Instructions for the task — Without the pictures, restate all of the data below word for word.

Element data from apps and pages
□ □ □ □ □ □ □
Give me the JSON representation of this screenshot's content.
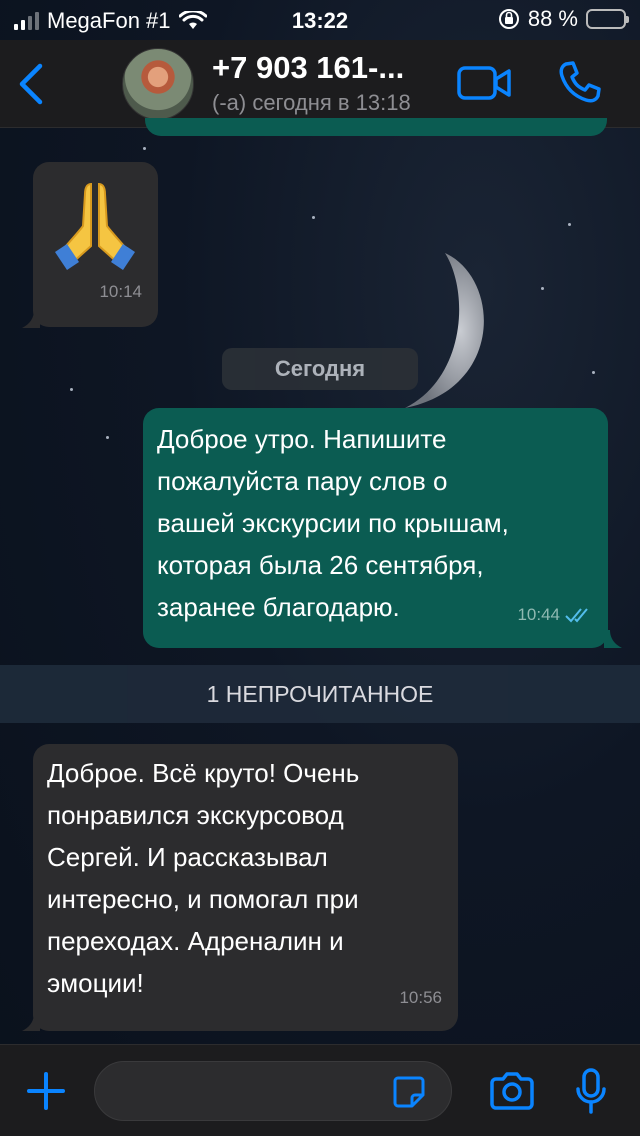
{
  "status_bar": {
    "carrier": "MegaFon #1",
    "time": "13:22",
    "battery_percent": "88 %",
    "battery_level": 0.88
  },
  "header": {
    "contact_name": "+7 903 161-...",
    "contact_status": "(-а) сегодня в 13:18"
  },
  "messages": {
    "emoji_msg": {
      "emoji": "praying-hands-icon",
      "time": "10:14"
    },
    "date_separator": "Сегодня",
    "outgoing": {
      "lines": [
        "Доброе утро. Напишите",
        "пожалуйста пару слов о",
        "вашей экскурсии по крышам,",
        "которая была 26 сентября,",
        "заранее благодарю."
      ],
      "time": "10:44"
    },
    "unread_banner": "1 НЕПРОЧИТАННОЕ",
    "incoming": {
      "lines": [
        "Доброе. Всё круто! Очень",
        "понравился экскурсовод",
        "Сергей. И рассказывал",
        "интересно, и помогал при",
        "переходах. Адреналин и",
        "эмоции!"
      ],
      "time": "10:56"
    }
  },
  "input": {
    "value": "",
    "placeholder": ""
  },
  "colors": {
    "accent": "#0a84ff",
    "outgoing_bubble": "#0b5c52",
    "incoming_bubble": "#2c2c2e",
    "read_ticks": "#53bdeb",
    "battery": "#f6d21a"
  }
}
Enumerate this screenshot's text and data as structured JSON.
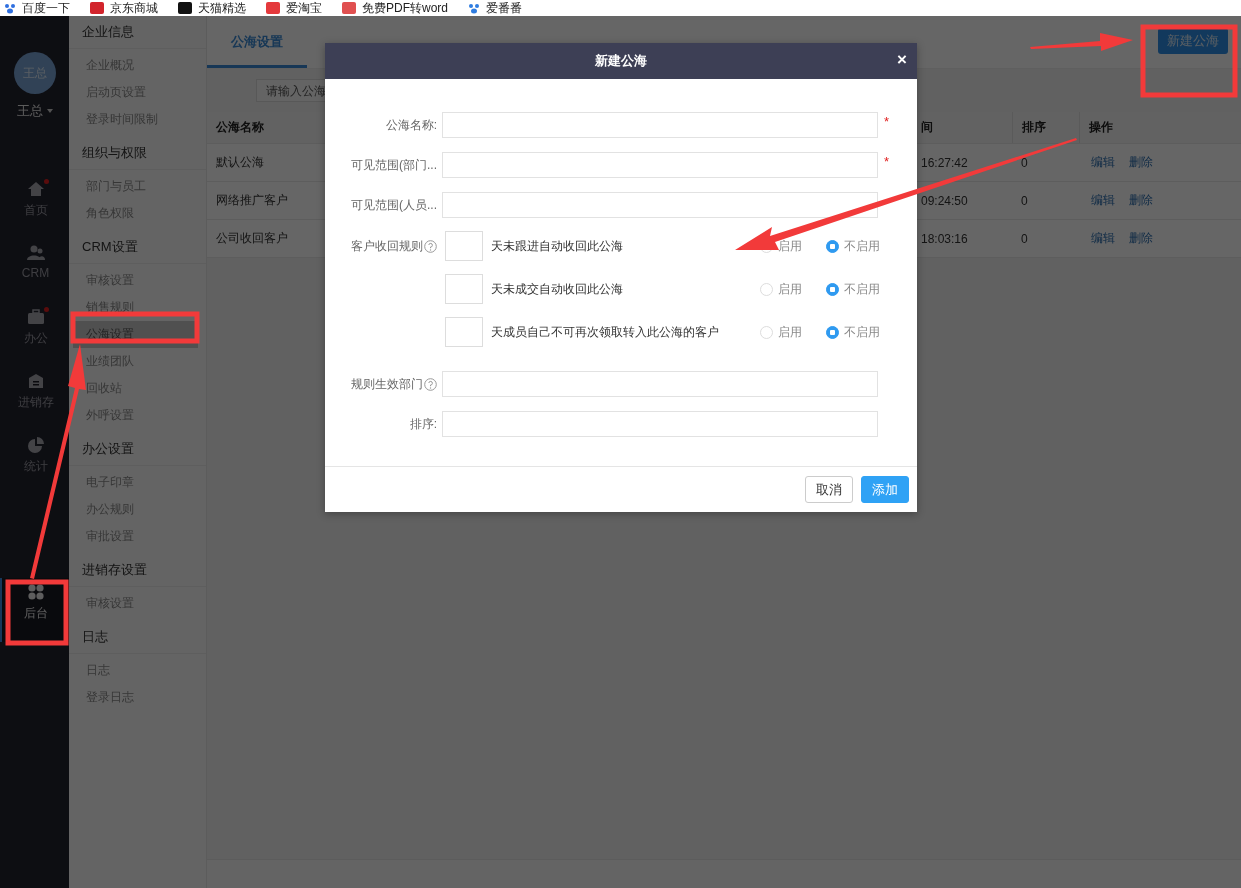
{
  "bookmarks": [
    {
      "label": "百度一下",
      "color": "#2f6fe0"
    },
    {
      "label": "京东商城",
      "color": "#d2242c"
    },
    {
      "label": "天猫精选",
      "color": "#111111"
    },
    {
      "label": "爱淘宝",
      "color": "#e4393c"
    },
    {
      "label": "免费PDF转word",
      "color": "#e05050"
    },
    {
      "label": "爱番番",
      "color": "#2f7de1"
    }
  ],
  "nav": {
    "avatar": "王总",
    "user": "王总",
    "items": [
      {
        "label": "首页",
        "badge": true,
        "selected": false
      },
      {
        "label": "CRM",
        "badge": false,
        "selected": false
      },
      {
        "label": "办公",
        "badge": true,
        "selected": false
      },
      {
        "label": "进销存",
        "badge": false,
        "selected": false
      },
      {
        "label": "统计",
        "badge": false,
        "selected": false
      },
      {
        "label": "后台",
        "badge": false,
        "selected": true
      }
    ]
  },
  "subnav": [
    {
      "title": "企业信息",
      "items": [
        {
          "label": "企业概况",
          "selected": false
        },
        {
          "label": "启动页设置",
          "selected": false
        },
        {
          "label": "登录时间限制",
          "selected": false
        }
      ]
    },
    {
      "title": "组织与权限",
      "items": [
        {
          "label": "部门与员工",
          "selected": false
        },
        {
          "label": "角色权限",
          "selected": false
        }
      ]
    },
    {
      "title": "CRM设置",
      "items": [
        {
          "label": "审核设置",
          "selected": false
        },
        {
          "label": "销售规则",
          "selected": false
        },
        {
          "label": "公海设置",
          "selected": true
        },
        {
          "label": "业绩团队",
          "selected": false
        },
        {
          "label": "回收站",
          "selected": false
        },
        {
          "label": "外呼设置",
          "selected": false
        }
      ]
    },
    {
      "title": "办公设置",
      "items": [
        {
          "label": "电子印章",
          "selected": false
        },
        {
          "label": "办公规则",
          "selected": false
        },
        {
          "label": "审批设置",
          "selected": false
        }
      ]
    },
    {
      "title": "进销存设置",
      "items": [
        {
          "label": "审核设置",
          "selected": false
        }
      ]
    },
    {
      "title": "日志",
      "items": [
        {
          "label": "日志",
          "selected": false
        },
        {
          "label": "登录日志",
          "selected": false
        }
      ]
    }
  ],
  "content": {
    "tabs": [
      {
        "label": "公海设置",
        "selected": true
      }
    ],
    "new_button": "新建公海",
    "search": {
      "placeholder": "请输入公海"
    },
    "table": {
      "columns": [
        "公海名称",
        "间",
        "排序",
        "操作"
      ],
      "rows": [
        {
          "name": "默认公海",
          "time": "16:27:42",
          "order": "0",
          "actions": [
            "编辑",
            "删除"
          ]
        },
        {
          "name": "网络推广客户",
          "time": "09:24:50",
          "order": "0",
          "actions": [
            "编辑",
            "删除"
          ]
        },
        {
          "name": "公司收回客户",
          "time": "18:03:16",
          "order": "0",
          "actions": [
            "编辑",
            "删除"
          ]
        }
      ]
    }
  },
  "modal": {
    "title": "新建公海",
    "close": "×",
    "fields": [
      {
        "label": "公海名称:",
        "required_mark": "*"
      },
      {
        "label": "可见范围(部门...",
        "required_mark": "*"
      },
      {
        "label": "可见范围(人员..."
      }
    ],
    "rules_label": "客户收回规则",
    "rules": [
      {
        "text": "天未跟进自动收回此公海",
        "options": [
          {
            "label": "启用",
            "selected": false
          },
          {
            "label": "不启用",
            "selected": true
          }
        ]
      },
      {
        "text": "天未成交自动收回此公海",
        "options": [
          {
            "label": "启用",
            "selected": false
          },
          {
            "label": "不启用",
            "selected": true
          }
        ]
      },
      {
        "text": "天成员自己不可再次领取转入此公海的客户",
        "options": [
          {
            "label": "启用",
            "selected": false
          },
          {
            "label": "不启用",
            "selected": true
          }
        ]
      }
    ],
    "dept_field": {
      "label": "规则生效部门"
    },
    "order_field": {
      "label": "排序:"
    },
    "buttons": [
      {
        "label": "取消",
        "kind": "secondary"
      },
      {
        "label": "添加",
        "kind": "primary"
      }
    ]
  }
}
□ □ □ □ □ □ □
Solution to this exercise —
Give me the JSON representation of this screenshot's content.
{
  "status_bar": {
    "carrier": "MegaFon #1",
    "time": "13:22",
    "battery_percent": "88 %",
    "battery_level": 0.88
  },
  "header": {
    "contact_name": "+7 903 161-...",
    "contact_status": "(-а) сегодня в 13:18"
  },
  "messages": {
    "emoji_msg": {
      "emoji": "praying-hands-icon",
      "time": "10:14"
    },
    "date_separator": "Сегодня",
    "outgoing": {
      "lines": [
        "Доброе утро. Напишите",
        "пожалуйста пару слов о",
        "вашей экскурсии по крышам,",
        "которая была 26 сентября,",
        "заранее благодарю."
      ],
      "time": "10:44"
    },
    "unread_banner": "1 НЕПРОЧИТАННОЕ",
    "incoming": {
      "lines": [
        "Доброе. Всё круто! Очень",
        "понравился экскурсовод",
        "Сергей. И рассказывал",
        "интересно, и помогал при",
        "переходах. Адреналин и",
        "эмоции!"
      ],
      "time": "10:56"
    }
  },
  "input": {
    "value": "",
    "placeholder": ""
  },
  "colors": {
    "accent": "#0a84ff",
    "outgoing_bubble": "#0b5c52",
    "incoming_bubble": "#2c2c2e",
    "read_ticks": "#53bdeb",
    "battery": "#f6d21a"
  }
}
Enumerate this screenshot's text and data as structured JSON.
{
  "bookmarks": [
    {
      "label": "百度一下",
      "color": "#2f6fe0"
    },
    {
      "label": "京东商城",
      "color": "#d2242c"
    },
    {
      "label": "天猫精选",
      "color": "#111111"
    },
    {
      "label": "爱淘宝",
      "color": "#e4393c"
    },
    {
      "label": "免费PDF转word",
      "color": "#e05050"
    },
    {
      "label": "爱番番",
      "color": "#2f7de1"
    }
  ],
  "nav": {
    "avatar": "王总",
    "user": "王总",
    "items": [
      {
        "label": "首页",
        "badge": true,
        "selected": false
      },
      {
        "label": "CRM",
        "badge": false,
        "selected": false
      },
      {
        "label": "办公",
        "badge": true,
        "selected": false
      },
      {
        "label": "进销存",
        "badge": false,
        "selected": false
      },
      {
        "label": "统计",
        "badge": false,
        "selected": false
      },
      {
        "label": "后台",
        "badge": false,
        "selected": true
      }
    ]
  },
  "subnav": [
    {
      "title": "企业信息",
      "items": [
        {
          "label": "企业概况",
          "selected": false
        },
        {
          "label": "启动页设置",
          "selected": false
        },
        {
          "label": "登录时间限制",
          "selected": false
        }
      ]
    },
    {
      "title": "组织与权限",
      "items": [
        {
          "label": "部门与员工",
          "selected": false
        },
        {
          "label": "角色权限",
          "selected": false
        }
      ]
    },
    {
      "title": "CRM设置",
      "items": [
        {
          "label": "审核设置",
          "selected": false
        },
        {
          "label": "销售规则",
          "selected": false
        },
        {
          "label": "公海设置",
          "selected": true
        },
        {
          "label": "业绩团队",
          "selected": false
        },
        {
          "label": "回收站",
          "selected": false
        },
        {
          "label": "外呼设置",
          "selected": false
        }
      ]
    },
    {
      "title": "办公设置",
      "items": [
        {
          "label": "电子印章",
          "selected": false
        },
        {
          "label": "办公规则",
          "selected": false
        },
        {
          "label": "审批设置",
          "selected": false
        }
      ]
    },
    {
      "title": "进销存设置",
      "items": [
        {
          "label": "审核设置",
          "selected": false
        }
      ]
    },
    {
      "title": "日志",
      "items": [
        {
          "label": "日志",
          "selected": false
        },
        {
          "label": "登录日志",
          "selected": false
        }
      ]
    }
  ],
  "content": {
    "tabs": [
      {
        "label": "公海设置",
        "selected": true
      }
    ],
    "new_button": "新建公海",
    "search": {
      "placeholder": "请输入公海"
    },
    "table": {
      "columns": [
        "公海名称",
        "间",
        "排序",
        "操作"
      ],
      "rows": [
        {
          "name": "默认公海",
          "time": "16:27:42",
          "order": "0",
          "actions": [
            "编辑",
            "删除"
          ]
        },
        {
          "name": "网络推广客户",
          "time": "09:24:50",
          "order": "0",
          "actions": [
            "编辑",
            "删除"
          ]
        },
        {
          "name": "公司收回客户",
          "time": "18:03:16",
          "order": "0",
          "actions": [
            "编辑",
            "删除"
          ]
        }
      ]
    }
  },
  "modal": {
    "title": "新建公海",
    "close": "×",
    "fields": [
      {
        "label": "公海名称:",
        "required_mark": "*"
      },
      {
        "label": "可见范围(部门...",
        "required_mark": "*"
      },
      {
        "label": "可见范围(人员..."
      }
    ],
    "rules_label": "客户收回规则",
    "rules": [
      {
        "text": "天未跟进自动收回此公海",
        "options": [
          {
            "label": "启用",
            "selected": false
          },
          {
            "label": "不启用",
            "selected": true
          }
        ]
      },
      {
        "text": "天未成交自动收回此公海",
        "options": [
          {
            "label": "启用",
            "selected": false
          },
          {
            "label": "不启用",
            "selected": true
          }
        ]
      },
      {
        "text": "天成员自己不可再次领取转入此公海的客户",
        "options": [
          {
            "label": "启用",
            "selected": false
          },
          {
            "label": "不启用",
            "selected": true
          }
        ]
      }
    ],
    "dept_field": {
      "label": "规则生效部门"
    },
    "order_field": {
      "label": "排序:"
    },
    "buttons": [
      {
        "label": "取消",
        "kind": "secondary"
      },
      {
        "label": "添加",
        "kind": "primary"
      }
    ]
  }
}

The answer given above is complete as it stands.